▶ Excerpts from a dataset
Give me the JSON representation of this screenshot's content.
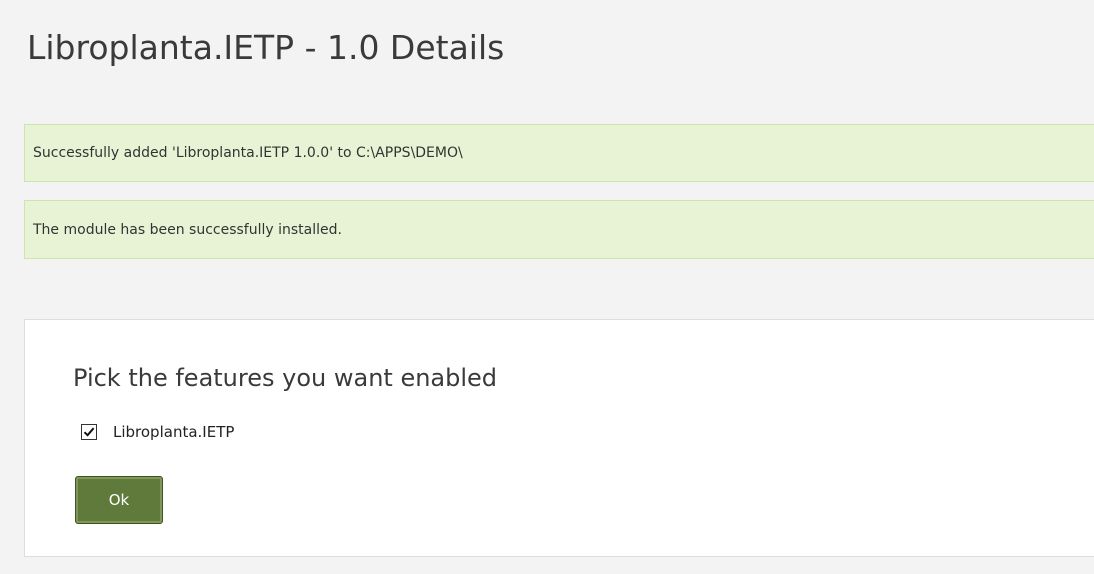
{
  "page": {
    "title": "Libroplanta.IETP - 1.0 Details"
  },
  "alerts": [
    {
      "text": "Successfully added 'Libroplanta.IETP 1.0.0' to C:\\APPS\\DEMO\\"
    },
    {
      "text": "The module has been successfully installed."
    }
  ],
  "features_panel": {
    "heading": "Pick the features you want enabled",
    "features": [
      {
        "label": "Libroplanta.IETP",
        "checked": true
      }
    ],
    "ok_label": "Ok"
  },
  "colors": {
    "alert_background": "#e8f3d6",
    "button_background": "#5f7a3a",
    "page_background": "#f3f3f3"
  },
  "icons": {
    "checkbox_checked": "checkmark-icon"
  }
}
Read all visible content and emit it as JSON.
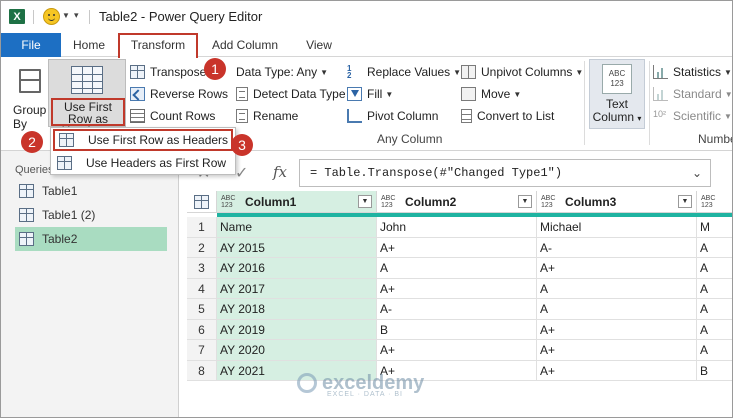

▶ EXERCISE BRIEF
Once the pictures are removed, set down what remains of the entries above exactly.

▶ ANSWER TO THE PROBLEM
Give me the JSON representation of this screenshot's content.
{
  "page": {
    "title": "Libroplanta.IETP - 1.0 Details"
  },
  "alerts": [
    {
      "text": "Successfully added 'Libroplanta.IETP 1.0.0' to C:\\APPS\\DEMO\\"
    },
    {
      "text": "The module has been successfully installed."
    }
  ],
  "features_panel": {
    "heading": "Pick the features you want enabled",
    "features": [
      {
        "label": "Libroplanta.IETP",
        "checked": true
      }
    ],
    "ok_label": "Ok"
  },
  "colors": {
    "alert_background": "#e8f3d6",
    "button_background": "#5f7a3a",
    "page_background": "#f3f3f3"
  },
  "icons": {
    "checkbox_checked": "checkmark-icon"
  }
}
Read all visible content and emit it as JSON.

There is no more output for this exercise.